■ TASK TO COMPLETE ■
Copy every line of the listing exactly.

■ SOURCE INFORMATION ■
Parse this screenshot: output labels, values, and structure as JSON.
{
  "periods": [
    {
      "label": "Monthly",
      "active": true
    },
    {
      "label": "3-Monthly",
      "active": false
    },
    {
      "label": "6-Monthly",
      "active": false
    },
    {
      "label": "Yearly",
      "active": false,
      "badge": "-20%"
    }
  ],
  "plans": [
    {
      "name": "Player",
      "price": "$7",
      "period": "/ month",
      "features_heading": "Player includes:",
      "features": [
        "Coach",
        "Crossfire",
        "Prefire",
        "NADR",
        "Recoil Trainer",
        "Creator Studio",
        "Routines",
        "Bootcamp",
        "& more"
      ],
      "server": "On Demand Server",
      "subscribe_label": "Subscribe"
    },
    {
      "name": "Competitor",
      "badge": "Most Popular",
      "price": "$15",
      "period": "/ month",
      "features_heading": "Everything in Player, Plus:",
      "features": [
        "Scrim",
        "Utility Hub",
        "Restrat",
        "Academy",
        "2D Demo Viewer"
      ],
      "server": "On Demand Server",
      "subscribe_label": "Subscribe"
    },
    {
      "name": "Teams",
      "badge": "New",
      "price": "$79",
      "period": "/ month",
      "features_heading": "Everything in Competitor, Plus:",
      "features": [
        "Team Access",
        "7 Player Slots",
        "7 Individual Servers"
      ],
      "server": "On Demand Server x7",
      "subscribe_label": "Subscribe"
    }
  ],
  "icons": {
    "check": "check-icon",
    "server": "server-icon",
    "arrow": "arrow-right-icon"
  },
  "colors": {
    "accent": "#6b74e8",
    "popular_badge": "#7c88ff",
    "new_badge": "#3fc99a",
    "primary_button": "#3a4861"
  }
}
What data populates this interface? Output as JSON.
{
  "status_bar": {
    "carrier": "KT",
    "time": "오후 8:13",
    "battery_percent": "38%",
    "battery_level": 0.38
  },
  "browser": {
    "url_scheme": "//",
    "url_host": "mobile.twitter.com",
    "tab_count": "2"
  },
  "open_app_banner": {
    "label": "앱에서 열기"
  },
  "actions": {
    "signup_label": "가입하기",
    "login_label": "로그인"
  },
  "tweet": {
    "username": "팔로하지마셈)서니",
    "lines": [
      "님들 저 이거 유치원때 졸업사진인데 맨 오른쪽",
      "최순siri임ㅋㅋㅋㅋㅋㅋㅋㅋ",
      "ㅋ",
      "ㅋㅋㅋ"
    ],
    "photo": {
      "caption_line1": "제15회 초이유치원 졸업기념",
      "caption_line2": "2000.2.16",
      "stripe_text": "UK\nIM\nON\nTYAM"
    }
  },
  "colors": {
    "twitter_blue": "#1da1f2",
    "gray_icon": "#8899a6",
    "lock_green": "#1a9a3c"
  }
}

■ EXPECTED OUTPUT ■
Parse this screenshot: output labels, values, and structure as JSON.
{
  "periods": [
    {
      "label": "Monthly",
      "active": true
    },
    {
      "label": "3-Monthly",
      "active": false
    },
    {
      "label": "6-Monthly",
      "active": false
    },
    {
      "label": "Yearly",
      "active": false,
      "badge": "-20%"
    }
  ],
  "plans": [
    {
      "name": "Player",
      "price": "$7",
      "period": "/ month",
      "features_heading": "Player includes:",
      "features": [
        "Coach",
        "Crossfire",
        "Prefire",
        "NADR",
        "Recoil Trainer",
        "Creator Studio",
        "Routines",
        "Bootcamp",
        "& more"
      ],
      "server": "On Demand Server",
      "subscribe_label": "Subscribe"
    },
    {
      "name": "Competitor",
      "badge": "Most Popular",
      "price": "$15",
      "period": "/ month",
      "features_heading": "Everything in Player, Plus:",
      "features": [
        "Scrim",
        "Utility Hub",
        "Restrat",
        "Academy",
        "2D Demo Viewer"
      ],
      "server": "On Demand Server",
      "subscribe_label": "Subscribe"
    },
    {
      "name": "Teams",
      "badge": "New",
      "price": "$79",
      "period": "/ month",
      "features_heading": "Everything in Competitor, Plus:",
      "features": [
        "Team Access",
        "7 Player Slots",
        "7 Individual Servers"
      ],
      "server": "On Demand Server x7",
      "subscribe_label": "Subscribe"
    }
  ],
  "icons": {
    "check": "check-icon",
    "server": "server-icon",
    "arrow": "arrow-right-icon"
  },
  "colors": {
    "accent": "#6b74e8",
    "popular_badge": "#7c88ff",
    "new_badge": "#3fc99a",
    "primary_button": "#3a4861"
  }
}
What data populates this interface? Output as JSON.
{
  "status_bar": {
    "carrier": "KT",
    "time": "오후 8:13",
    "battery_percent": "38%",
    "battery_level": 0.38
  },
  "browser": {
    "url_scheme": "//",
    "url_host": "mobile.twitter.com",
    "tab_count": "2"
  },
  "open_app_banner": {
    "label": "앱에서 열기"
  },
  "actions": {
    "signup_label": "가입하기",
    "login_label": "로그인"
  },
  "tweet": {
    "username": "팔로하지마셈)서니",
    "lines": [
      "님들 저 이거 유치원때 졸업사진인데 맨 오른쪽",
      "최순siri임ㅋㅋㅋㅋㅋㅋㅋㅋ",
      "ㅋ",
      "ㅋㅋㅋ"
    ],
    "photo": {
      "caption_line1": "제15회 초이유치원 졸업기념",
      "caption_line2": "2000.2.16",
      "stripe_text": "UK\nIM\nON\nTYAM"
    }
  },
  "colors": {
    "twitter_blue": "#1da1f2",
    "gray_icon": "#8899a6",
    "lock_green": "#1a9a3c"
  }
}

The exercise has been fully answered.